### WORK TO COMPLETE
Take the data and return it in full. Change nothing.

(Saved entries)
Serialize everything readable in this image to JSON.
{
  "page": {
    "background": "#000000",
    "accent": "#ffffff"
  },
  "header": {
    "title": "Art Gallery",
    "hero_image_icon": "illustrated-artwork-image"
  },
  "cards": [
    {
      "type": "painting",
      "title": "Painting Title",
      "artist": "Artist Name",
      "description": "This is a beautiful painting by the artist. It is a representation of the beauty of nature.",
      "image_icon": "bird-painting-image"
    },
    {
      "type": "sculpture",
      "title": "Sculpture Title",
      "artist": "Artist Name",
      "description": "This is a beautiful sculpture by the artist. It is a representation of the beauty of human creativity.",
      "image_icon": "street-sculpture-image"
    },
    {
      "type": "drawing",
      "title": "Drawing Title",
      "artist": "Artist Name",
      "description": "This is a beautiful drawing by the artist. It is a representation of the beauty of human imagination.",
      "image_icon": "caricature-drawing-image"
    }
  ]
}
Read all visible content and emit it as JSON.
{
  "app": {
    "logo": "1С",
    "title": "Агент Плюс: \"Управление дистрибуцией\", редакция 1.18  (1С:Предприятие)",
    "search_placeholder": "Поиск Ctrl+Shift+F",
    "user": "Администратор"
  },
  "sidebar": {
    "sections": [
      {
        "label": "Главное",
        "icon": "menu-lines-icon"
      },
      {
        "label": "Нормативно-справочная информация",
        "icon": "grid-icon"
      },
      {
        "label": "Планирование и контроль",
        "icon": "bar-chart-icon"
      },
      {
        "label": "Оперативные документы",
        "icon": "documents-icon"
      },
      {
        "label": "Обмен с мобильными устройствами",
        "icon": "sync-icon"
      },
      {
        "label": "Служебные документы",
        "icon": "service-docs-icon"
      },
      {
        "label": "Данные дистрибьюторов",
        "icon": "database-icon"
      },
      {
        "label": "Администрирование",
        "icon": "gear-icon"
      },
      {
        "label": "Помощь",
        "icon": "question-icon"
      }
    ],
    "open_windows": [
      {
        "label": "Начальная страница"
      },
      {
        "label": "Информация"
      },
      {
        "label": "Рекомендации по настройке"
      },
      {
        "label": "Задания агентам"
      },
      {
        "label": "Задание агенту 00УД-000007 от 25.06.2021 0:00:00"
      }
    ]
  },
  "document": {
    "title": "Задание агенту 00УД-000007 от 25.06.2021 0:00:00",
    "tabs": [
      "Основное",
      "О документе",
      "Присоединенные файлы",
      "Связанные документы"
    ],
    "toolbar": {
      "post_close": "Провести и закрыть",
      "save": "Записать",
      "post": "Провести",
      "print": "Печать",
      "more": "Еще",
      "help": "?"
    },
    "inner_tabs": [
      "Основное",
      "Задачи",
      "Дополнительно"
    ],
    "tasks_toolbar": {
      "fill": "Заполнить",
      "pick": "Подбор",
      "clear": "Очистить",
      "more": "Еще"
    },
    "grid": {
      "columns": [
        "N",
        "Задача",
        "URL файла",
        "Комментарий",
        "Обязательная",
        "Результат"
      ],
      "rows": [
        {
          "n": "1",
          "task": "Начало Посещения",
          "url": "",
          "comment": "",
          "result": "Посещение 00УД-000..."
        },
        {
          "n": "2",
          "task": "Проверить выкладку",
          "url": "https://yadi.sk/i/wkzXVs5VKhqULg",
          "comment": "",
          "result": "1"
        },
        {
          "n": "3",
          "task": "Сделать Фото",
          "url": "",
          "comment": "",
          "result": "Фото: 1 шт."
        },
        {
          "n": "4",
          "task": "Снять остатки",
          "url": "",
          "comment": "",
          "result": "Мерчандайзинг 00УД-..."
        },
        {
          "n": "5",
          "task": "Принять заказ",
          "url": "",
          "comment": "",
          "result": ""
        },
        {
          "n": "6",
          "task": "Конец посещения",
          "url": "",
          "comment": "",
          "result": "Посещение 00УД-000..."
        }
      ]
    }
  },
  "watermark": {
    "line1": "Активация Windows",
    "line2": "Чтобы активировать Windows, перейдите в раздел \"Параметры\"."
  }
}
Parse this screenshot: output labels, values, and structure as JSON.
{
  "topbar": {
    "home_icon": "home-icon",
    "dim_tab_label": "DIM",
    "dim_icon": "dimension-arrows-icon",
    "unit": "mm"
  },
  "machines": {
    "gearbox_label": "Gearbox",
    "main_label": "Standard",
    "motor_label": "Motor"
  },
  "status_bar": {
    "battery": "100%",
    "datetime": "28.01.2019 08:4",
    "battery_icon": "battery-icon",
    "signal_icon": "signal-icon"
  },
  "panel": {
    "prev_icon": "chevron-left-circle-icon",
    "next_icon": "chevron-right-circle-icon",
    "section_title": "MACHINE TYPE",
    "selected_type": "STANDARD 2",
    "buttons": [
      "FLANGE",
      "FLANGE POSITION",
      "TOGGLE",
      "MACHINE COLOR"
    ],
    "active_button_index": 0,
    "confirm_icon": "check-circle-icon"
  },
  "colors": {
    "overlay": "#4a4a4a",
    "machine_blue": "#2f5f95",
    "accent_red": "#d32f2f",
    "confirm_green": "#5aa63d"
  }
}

### EXERCISE RESPONSE
Serialize everything readable in this image to JSON.
{
  "page": {
    "background": "#000000",
    "accent": "#ffffff"
  },
  "header": {
    "title": "Art Gallery",
    "hero_image_icon": "illustrated-artwork-image"
  },
  "cards": [
    {
      "type": "painting",
      "title": "Painting Title",
      "artist": "Artist Name",
      "description": "This is a beautiful painting by the artist. It is a representation of the beauty of nature.",
      "image_icon": "bird-painting-image"
    },
    {
      "type": "sculpture",
      "title": "Sculpture Title",
      "artist": "Artist Name",
      "description": "This is a beautiful sculpture by the artist. It is a representation of the beauty of human creativity.",
      "image_icon": "street-sculpture-image"
    },
    {
      "type": "drawing",
      "title": "Drawing Title",
      "artist": "Artist Name",
      "description": "This is a beautiful drawing by the artist. It is a representation of the beauty of human imagination.",
      "image_icon": "caricature-drawing-image"
    }
  ]
}
Read all visible content and emit it as JSON.
{
  "app": {
    "logo": "1С",
    "title": "Агент Плюс: \"Управление дистрибуцией\", редакция 1.18  (1С:Предприятие)",
    "search_placeholder": "Поиск Ctrl+Shift+F",
    "user": "Администратор"
  },
  "sidebar": {
    "sections": [
      {
        "label": "Главное",
        "icon": "menu-lines-icon"
      },
      {
        "label": "Нормативно-справочная информация",
        "icon": "grid-icon"
      },
      {
        "label": "Планирование и контроль",
        "icon": "bar-chart-icon"
      },
      {
        "label": "Оперативные документы",
        "icon": "documents-icon"
      },
      {
        "label": "Обмен с мобильными устройствами",
        "icon": "sync-icon"
      },
      {
        "label": "Служебные документы",
        "icon": "service-docs-icon"
      },
      {
        "label": "Данные дистрибьюторов",
        "icon": "database-icon"
      },
      {
        "label": "Администрирование",
        "icon": "gear-icon"
      },
      {
        "label": "Помощь",
        "icon": "question-icon"
      }
    ],
    "open_windows": [
      {
        "label": "Начальная страница"
      },
      {
        "label": "Информация"
      },
      {
        "label": "Рекомендации по настройке"
      },
      {
        "label": "Задания агентам"
      },
      {
        "label": "Задание агенту 00УД-000007 от 25.06.2021 0:00:00"
      }
    ]
  },
  "document": {
    "title": "Задание агенту 00УД-000007 от 25.06.2021 0:00:00",
    "tabs": [
      "Основное",
      "О документе",
      "Присоединенные файлы",
      "Связанные документы"
    ],
    "toolbar": {
      "post_close": "Провести и закрыть",
      "save": "Записать",
      "post": "Провести",
      "print": "Печать",
      "more": "Еще",
      "help": "?"
    },
    "inner_tabs": [
      "Основное",
      "Задачи",
      "Дополнительно"
    ],
    "tasks_toolbar": {
      "fill": "Заполнить",
      "pick": "Подбор",
      "clear": "Очистить",
      "more": "Еще"
    },
    "grid": {
      "columns": [
        "N",
        "Задача",
        "URL файла",
        "Комментарий",
        "Обязательная",
        "Результат"
      ],
      "rows": [
        {
          "n": "1",
          "task": "Начало Посещения",
          "url": "",
          "comment": "",
          "result": "Посещение 00УД-000..."
        },
        {
          "n": "2",
          "task": "Проверить выкладку",
          "url": "https://yadi.sk/i/wkzXVs5VKhqULg",
          "comment": "",
          "result": "1"
        },
        {
          "n": "3",
          "task": "Сделать Фото",
          "url": "",
          "comment": "",
          "result": "Фото: 1 шт."
        },
        {
          "n": "4",
          "task": "Снять остатки",
          "url": "",
          "comment": "",
          "result": "Мерчандайзинг 00УД-..."
        },
        {
          "n": "5",
          "task": "Принять заказ",
          "url": "",
          "comment": "",
          "result": ""
        },
        {
          "n": "6",
          "task": "Конец посещения",
          "url": "",
          "comment": "",
          "result": "Посещение 00УД-000..."
        }
      ]
    }
  },
  "watermark": {
    "line1": "Активация Windows",
    "line2": "Чтобы активировать Windows, перейдите в раздел \"Параметры\"."
  }
}
Parse this screenshot: output labels, values, and structure as JSON.
{
  "topbar": {
    "home_icon": "home-icon",
    "dim_tab_label": "DIM",
    "dim_icon": "dimension-arrows-icon",
    "unit": "mm"
  },
  "machines": {
    "gearbox_label": "Gearbox",
    "main_label": "Standard",
    "motor_label": "Motor"
  },
  "status_bar": {
    "battery": "100%",
    "datetime": "28.01.2019 08:4",
    "battery_icon": "battery-icon",
    "signal_icon": "signal-icon"
  },
  "panel": {
    "prev_icon": "chevron-left-circle-icon",
    "next_icon": "chevron-right-circle-icon",
    "section_title": "MACHINE TYPE",
    "selected_type": "STANDARD 2",
    "buttons": [
      "FLANGE",
      "FLANGE POSITION",
      "TOGGLE",
      "MACHINE COLOR"
    ],
    "active_button_index": 0,
    "confirm_icon": "check-circle-icon"
  },
  "colors": {
    "overlay": "#4a4a4a",
    "machine_blue": "#2f5f95",
    "accent_red": "#d32f2f",
    "confirm_green": "#5aa63d"
  }
}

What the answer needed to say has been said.